Material to process Block Start

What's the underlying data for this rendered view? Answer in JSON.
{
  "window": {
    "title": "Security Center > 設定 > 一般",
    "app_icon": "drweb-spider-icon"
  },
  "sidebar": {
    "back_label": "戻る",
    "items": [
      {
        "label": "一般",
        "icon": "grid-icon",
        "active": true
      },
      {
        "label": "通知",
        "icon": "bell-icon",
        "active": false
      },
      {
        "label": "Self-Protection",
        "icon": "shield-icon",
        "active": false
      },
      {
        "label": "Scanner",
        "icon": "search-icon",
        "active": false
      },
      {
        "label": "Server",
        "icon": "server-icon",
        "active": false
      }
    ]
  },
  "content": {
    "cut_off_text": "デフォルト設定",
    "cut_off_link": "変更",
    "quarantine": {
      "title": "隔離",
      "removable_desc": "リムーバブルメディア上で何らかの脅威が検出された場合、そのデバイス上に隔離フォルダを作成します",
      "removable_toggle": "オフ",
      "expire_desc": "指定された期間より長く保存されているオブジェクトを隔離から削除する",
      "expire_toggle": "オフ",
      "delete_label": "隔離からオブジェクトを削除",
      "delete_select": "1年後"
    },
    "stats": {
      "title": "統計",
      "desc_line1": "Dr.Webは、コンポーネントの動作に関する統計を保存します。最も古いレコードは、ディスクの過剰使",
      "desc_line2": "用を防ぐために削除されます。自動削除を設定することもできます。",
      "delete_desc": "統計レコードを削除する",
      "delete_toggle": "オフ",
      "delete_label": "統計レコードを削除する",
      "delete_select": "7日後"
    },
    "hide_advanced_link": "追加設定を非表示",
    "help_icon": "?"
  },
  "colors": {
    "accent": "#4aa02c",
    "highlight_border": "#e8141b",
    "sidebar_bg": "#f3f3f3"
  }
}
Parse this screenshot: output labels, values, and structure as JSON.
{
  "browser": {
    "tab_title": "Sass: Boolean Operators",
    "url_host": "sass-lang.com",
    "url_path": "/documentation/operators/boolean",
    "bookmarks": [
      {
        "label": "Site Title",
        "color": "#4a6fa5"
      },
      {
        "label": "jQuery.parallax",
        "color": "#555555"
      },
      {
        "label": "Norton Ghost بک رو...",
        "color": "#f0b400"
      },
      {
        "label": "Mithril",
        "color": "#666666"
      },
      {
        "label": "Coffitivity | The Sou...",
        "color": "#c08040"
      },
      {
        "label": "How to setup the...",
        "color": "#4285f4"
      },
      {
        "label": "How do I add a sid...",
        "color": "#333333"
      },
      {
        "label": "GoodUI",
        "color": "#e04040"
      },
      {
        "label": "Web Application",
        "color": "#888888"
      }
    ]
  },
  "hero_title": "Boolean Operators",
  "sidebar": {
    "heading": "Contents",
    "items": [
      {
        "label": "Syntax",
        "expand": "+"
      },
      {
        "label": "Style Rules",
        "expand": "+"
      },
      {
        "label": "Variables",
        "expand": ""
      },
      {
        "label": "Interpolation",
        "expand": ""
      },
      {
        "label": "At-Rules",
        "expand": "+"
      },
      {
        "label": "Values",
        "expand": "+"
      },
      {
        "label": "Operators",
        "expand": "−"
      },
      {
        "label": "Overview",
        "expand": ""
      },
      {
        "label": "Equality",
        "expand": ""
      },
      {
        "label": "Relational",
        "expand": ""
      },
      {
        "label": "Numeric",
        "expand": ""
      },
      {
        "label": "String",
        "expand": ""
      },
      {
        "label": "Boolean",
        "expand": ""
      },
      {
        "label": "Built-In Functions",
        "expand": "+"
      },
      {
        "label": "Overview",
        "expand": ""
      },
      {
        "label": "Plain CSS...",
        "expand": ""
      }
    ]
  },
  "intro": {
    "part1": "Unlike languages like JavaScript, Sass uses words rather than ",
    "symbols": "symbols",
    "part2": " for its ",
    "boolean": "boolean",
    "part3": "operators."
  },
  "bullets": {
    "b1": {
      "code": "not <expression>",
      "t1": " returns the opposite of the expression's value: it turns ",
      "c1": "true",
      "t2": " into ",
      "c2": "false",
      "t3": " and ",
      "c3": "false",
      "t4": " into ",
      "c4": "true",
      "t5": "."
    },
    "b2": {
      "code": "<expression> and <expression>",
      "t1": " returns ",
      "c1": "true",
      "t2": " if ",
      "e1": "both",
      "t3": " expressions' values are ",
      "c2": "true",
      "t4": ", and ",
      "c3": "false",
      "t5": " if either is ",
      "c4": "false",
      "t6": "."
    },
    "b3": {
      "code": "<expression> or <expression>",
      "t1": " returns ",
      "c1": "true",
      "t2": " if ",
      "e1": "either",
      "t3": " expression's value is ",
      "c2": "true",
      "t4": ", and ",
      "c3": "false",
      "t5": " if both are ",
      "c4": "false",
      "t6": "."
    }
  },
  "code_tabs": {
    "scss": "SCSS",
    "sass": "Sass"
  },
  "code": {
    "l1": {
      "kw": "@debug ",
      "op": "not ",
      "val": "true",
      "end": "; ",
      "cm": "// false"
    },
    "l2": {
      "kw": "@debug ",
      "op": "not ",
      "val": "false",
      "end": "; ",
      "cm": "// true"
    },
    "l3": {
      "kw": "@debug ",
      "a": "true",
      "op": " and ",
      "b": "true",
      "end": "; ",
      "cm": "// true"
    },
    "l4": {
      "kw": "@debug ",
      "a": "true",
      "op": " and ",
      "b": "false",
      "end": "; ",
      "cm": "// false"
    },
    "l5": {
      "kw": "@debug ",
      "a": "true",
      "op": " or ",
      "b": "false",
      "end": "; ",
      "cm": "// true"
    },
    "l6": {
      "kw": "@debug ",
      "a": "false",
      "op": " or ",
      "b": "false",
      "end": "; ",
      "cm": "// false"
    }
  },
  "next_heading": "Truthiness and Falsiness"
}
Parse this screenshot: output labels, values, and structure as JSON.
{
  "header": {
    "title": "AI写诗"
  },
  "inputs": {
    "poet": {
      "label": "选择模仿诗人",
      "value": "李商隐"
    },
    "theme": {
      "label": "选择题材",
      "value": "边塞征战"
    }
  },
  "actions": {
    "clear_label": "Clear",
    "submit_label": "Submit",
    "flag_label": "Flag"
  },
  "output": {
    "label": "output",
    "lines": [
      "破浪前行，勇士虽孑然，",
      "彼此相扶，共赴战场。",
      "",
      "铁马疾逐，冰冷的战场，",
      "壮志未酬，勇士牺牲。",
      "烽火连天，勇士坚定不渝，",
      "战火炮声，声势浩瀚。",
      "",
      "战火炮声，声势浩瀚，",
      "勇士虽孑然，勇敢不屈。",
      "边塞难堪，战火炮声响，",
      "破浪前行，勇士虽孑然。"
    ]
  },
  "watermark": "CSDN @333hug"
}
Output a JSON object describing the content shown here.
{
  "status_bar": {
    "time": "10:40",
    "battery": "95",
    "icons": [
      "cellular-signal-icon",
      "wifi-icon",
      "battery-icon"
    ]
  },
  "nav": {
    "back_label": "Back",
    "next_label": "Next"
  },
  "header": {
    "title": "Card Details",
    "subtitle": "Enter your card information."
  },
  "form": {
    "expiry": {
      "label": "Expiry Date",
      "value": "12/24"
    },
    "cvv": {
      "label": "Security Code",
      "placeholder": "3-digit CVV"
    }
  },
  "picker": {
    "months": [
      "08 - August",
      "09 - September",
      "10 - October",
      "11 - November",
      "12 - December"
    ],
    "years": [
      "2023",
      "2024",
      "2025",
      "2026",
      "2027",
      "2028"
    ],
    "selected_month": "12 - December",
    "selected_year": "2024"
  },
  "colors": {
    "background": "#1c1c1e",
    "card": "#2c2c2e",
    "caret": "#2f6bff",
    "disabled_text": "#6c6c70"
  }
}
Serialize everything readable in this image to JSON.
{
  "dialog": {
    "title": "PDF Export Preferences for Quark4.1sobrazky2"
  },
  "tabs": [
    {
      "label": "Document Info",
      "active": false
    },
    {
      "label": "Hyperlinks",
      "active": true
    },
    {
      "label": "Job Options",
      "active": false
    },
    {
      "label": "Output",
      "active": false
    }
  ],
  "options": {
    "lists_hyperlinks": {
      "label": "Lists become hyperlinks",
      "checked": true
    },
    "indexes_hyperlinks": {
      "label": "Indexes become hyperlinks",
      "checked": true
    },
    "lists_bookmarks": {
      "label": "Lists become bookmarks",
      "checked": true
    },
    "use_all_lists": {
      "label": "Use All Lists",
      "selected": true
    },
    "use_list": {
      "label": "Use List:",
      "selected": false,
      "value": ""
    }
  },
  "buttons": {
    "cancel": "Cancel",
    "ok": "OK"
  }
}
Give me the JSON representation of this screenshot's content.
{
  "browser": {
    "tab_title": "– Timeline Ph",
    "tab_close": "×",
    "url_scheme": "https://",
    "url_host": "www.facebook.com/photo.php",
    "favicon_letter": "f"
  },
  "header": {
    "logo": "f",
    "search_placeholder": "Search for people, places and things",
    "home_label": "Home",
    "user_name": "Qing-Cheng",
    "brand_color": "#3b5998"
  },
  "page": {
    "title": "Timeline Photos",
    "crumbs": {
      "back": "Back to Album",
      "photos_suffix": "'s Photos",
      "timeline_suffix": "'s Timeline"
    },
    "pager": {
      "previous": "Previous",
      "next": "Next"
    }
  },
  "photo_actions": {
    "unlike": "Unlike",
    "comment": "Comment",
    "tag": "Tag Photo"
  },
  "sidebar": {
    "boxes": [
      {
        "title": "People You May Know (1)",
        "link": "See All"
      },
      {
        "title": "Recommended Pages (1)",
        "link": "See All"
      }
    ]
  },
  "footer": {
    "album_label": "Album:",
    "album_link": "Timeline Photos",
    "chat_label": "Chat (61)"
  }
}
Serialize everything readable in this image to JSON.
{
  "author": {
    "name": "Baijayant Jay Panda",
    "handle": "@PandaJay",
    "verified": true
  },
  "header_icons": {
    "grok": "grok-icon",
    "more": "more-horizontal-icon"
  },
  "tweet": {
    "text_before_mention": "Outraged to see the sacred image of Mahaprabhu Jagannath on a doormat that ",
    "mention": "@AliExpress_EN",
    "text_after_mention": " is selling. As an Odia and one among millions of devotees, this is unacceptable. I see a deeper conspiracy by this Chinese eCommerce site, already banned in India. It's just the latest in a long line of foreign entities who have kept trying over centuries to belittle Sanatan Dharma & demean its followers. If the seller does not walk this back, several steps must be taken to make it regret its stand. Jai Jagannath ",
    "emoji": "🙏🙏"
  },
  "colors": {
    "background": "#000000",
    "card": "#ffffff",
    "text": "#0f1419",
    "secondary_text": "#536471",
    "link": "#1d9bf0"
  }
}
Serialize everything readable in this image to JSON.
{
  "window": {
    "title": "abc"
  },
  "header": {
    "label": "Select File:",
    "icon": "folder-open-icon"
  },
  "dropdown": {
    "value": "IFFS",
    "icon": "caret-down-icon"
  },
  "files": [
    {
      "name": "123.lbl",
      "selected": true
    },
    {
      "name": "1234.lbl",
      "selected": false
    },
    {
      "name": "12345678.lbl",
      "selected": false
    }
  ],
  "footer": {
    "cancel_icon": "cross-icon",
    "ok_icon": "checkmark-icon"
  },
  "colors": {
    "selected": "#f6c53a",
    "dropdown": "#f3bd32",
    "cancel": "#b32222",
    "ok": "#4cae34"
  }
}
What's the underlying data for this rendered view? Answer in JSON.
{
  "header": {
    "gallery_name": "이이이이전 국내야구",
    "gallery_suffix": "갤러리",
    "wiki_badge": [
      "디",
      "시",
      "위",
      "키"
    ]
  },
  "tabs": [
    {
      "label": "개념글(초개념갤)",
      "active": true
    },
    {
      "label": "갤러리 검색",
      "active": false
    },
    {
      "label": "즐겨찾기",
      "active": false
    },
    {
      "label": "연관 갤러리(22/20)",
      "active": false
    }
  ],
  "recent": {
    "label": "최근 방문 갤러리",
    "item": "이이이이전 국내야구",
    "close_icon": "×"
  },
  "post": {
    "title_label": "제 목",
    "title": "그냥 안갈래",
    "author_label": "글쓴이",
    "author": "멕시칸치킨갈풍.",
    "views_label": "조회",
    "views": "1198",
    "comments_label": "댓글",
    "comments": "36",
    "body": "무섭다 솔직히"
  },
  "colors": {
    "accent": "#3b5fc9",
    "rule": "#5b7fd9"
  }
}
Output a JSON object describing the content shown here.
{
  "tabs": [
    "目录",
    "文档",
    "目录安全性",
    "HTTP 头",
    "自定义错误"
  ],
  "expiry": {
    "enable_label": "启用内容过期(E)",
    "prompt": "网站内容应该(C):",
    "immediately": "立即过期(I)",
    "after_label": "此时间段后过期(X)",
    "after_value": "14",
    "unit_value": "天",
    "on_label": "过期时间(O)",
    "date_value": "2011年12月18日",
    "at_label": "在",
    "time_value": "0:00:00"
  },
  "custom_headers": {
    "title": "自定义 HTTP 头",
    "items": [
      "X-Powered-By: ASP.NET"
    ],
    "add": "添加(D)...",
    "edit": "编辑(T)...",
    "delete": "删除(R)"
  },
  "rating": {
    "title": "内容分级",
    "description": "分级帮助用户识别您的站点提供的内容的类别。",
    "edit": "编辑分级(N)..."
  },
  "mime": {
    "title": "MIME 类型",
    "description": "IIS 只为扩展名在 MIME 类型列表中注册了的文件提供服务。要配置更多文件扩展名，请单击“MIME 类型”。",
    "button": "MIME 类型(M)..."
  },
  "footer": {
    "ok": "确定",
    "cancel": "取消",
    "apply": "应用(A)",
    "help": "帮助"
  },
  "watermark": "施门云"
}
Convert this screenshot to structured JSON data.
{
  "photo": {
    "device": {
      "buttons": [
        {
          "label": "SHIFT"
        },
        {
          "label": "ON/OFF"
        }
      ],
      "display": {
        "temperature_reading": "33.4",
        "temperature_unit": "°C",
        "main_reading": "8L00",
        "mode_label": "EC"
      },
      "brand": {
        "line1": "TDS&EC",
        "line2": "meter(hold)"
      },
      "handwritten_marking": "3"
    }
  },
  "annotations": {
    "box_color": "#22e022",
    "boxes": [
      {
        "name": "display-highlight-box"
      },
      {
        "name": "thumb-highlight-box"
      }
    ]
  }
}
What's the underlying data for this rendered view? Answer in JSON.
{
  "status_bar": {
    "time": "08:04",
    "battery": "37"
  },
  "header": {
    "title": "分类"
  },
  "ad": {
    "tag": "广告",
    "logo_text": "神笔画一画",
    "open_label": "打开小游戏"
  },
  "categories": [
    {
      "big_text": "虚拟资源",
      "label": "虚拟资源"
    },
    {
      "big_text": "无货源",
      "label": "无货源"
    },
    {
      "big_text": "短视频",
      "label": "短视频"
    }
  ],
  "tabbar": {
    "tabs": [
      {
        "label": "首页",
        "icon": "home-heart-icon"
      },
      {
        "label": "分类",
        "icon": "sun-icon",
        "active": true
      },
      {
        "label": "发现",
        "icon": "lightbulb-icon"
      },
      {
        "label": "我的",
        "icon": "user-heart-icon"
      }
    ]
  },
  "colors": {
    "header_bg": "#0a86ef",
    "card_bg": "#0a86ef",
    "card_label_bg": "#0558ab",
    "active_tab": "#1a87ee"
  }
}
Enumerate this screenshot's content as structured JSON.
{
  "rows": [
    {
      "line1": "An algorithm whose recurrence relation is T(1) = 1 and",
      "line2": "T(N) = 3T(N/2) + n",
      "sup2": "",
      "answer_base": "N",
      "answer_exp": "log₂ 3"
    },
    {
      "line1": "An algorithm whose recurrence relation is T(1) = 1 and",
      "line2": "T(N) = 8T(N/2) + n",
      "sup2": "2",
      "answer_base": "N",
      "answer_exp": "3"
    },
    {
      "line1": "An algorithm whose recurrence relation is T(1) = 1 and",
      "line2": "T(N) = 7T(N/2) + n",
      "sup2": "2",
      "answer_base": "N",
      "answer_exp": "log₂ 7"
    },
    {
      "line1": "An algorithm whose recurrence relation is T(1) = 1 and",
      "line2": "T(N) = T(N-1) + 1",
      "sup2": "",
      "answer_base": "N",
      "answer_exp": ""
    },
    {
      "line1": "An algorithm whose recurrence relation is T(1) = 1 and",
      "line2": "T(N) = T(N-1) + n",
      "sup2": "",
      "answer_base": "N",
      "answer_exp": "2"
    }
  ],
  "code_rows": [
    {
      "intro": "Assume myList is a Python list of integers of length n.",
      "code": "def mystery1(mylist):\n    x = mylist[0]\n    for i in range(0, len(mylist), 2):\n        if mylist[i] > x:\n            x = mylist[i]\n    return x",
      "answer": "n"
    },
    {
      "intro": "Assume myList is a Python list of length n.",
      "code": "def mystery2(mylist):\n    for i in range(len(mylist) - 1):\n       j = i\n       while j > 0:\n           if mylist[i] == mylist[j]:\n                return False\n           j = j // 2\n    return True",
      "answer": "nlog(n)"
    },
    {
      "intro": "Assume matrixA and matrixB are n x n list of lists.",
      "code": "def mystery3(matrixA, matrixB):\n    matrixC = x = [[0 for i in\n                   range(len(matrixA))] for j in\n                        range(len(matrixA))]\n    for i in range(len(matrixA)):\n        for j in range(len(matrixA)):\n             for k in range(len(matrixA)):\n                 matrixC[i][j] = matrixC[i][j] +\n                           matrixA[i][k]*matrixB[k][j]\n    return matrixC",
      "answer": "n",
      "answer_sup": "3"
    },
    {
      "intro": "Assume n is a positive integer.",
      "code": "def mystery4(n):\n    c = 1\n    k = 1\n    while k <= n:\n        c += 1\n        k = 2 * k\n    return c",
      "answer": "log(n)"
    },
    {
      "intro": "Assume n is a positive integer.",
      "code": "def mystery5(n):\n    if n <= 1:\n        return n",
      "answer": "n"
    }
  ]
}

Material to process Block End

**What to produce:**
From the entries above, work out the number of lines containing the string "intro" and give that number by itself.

**Answer box:**
6